TO EVERYTHING A SEASON
This month, we have two special features on boatyards. One is a roundup of what’s new in the region’s boatyards and the other suggests things you might look for in a yard before making the decision where to haul out. Just like the e-revolution, boatyards are evolving at a tremendous pace. Newer and larger hoists are operating in cleaner yards, and facilities are realizing the importance of having onsite chandleries, business centers, restaurants and bars. Perhaps most important of all, yards are training their operatives and most companies now employ highly skilled workers and contractors able to tackle any job from sanding the bottom of a hull to installing the latest in communications equipment. I have had some terrible experiences in boatyards and I view these upgrades as good news. One thing that all boatyards should do is listen to what the boat owner has to say. An owner who has lifted his boat several times knows where the slings should go and how the boat should be chocked. My classic yacht was badly damaged by a yard that refused to listen and went behind my back by moving the slings to the wrong palace.
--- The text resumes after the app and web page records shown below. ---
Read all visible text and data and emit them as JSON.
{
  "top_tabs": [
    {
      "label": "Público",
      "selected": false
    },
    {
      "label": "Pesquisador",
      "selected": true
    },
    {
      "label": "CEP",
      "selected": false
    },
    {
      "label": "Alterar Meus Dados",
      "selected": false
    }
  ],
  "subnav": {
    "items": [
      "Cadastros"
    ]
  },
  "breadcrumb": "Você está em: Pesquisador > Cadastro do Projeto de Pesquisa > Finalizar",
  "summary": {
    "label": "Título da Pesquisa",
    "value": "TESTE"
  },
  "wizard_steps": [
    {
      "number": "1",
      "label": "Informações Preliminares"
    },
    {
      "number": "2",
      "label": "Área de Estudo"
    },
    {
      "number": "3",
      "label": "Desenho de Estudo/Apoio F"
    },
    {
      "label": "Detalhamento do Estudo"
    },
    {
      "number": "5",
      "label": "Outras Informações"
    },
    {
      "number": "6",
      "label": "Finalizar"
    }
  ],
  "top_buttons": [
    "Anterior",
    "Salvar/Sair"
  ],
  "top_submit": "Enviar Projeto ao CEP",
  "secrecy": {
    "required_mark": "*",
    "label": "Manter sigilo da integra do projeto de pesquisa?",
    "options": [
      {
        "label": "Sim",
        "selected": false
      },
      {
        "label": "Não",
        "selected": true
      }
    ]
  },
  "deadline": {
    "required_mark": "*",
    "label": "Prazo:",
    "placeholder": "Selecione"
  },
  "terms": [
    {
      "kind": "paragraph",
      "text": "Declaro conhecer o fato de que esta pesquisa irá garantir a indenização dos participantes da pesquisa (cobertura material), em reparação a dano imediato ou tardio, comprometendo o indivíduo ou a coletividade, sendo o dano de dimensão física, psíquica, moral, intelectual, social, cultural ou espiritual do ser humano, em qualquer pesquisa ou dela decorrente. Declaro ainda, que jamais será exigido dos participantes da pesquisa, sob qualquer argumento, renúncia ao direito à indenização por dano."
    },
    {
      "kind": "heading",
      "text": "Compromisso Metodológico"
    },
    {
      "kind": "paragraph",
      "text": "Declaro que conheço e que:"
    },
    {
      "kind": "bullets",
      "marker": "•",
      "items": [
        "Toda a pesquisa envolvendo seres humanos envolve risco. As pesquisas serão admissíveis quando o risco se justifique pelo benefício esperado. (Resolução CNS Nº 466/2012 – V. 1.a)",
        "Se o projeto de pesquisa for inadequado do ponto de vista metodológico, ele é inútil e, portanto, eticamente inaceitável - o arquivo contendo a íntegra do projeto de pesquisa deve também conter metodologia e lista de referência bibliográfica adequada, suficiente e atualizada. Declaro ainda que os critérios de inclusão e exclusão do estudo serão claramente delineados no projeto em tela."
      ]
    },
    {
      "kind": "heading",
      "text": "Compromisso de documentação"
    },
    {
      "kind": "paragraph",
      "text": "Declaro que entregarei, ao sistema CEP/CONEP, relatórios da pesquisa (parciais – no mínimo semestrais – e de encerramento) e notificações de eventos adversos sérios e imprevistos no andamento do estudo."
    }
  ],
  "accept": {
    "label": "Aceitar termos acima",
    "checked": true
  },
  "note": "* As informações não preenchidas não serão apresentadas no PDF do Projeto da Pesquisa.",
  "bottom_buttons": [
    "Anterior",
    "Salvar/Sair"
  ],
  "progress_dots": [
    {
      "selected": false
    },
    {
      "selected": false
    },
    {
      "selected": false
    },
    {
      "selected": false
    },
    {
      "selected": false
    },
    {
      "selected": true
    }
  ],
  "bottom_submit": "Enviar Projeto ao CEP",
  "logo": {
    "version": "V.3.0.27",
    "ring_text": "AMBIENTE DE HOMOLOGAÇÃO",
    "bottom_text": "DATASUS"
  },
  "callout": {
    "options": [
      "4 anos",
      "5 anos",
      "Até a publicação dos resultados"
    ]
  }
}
That’s why I put communications between the owner and yard operatives high on my list. Discuss the lift by all means, but if you think the yard is not listening to you then perhaps it’s time to find somewhere else to haul.
Sailing is all about timing and sometimes we get it wrong. Very wrong. As I write, Tropical Storm Bret has formed north of the Bahamas and is churning northeast across the Atlantic. Ahead of Bret, another area of disturbed weather has turned into Tropical Storm Cindy. Both systems are in an area used by cruising yachts on their way to Europe for the summer. The boats that left it late to make the Atlantic crossing would pay a price for their bad timing.
Never have we been so connected and I ask myself how we managed without computers. As one of the ‘keep it simple’ brigade I seem to have complicated my life with a string of different email addresses, two websites, five Facebook pages, Twitter account and a Blog. Perhaps this accounts for why I’m rarely seen around the bars anymore. One thing about the internet, it takes us places we wouldn’t normally go. No, I’m not talking about porn, but blogs about boating and sailing websites. I have always liked boats and I don’t care what kind of boats they are. One blog I follow is written by a woman who runs a working barge on the waterways of England. What a different way of life to that of cruisers and charter boats in the Caribbean. I find something appealing about meandering through the countryside at three knots and then tying up outside a pub for the night where I could log on to their WiFi, check my emails, write my blog, connect with Facebook, Tweet Ã¢â¬Â¦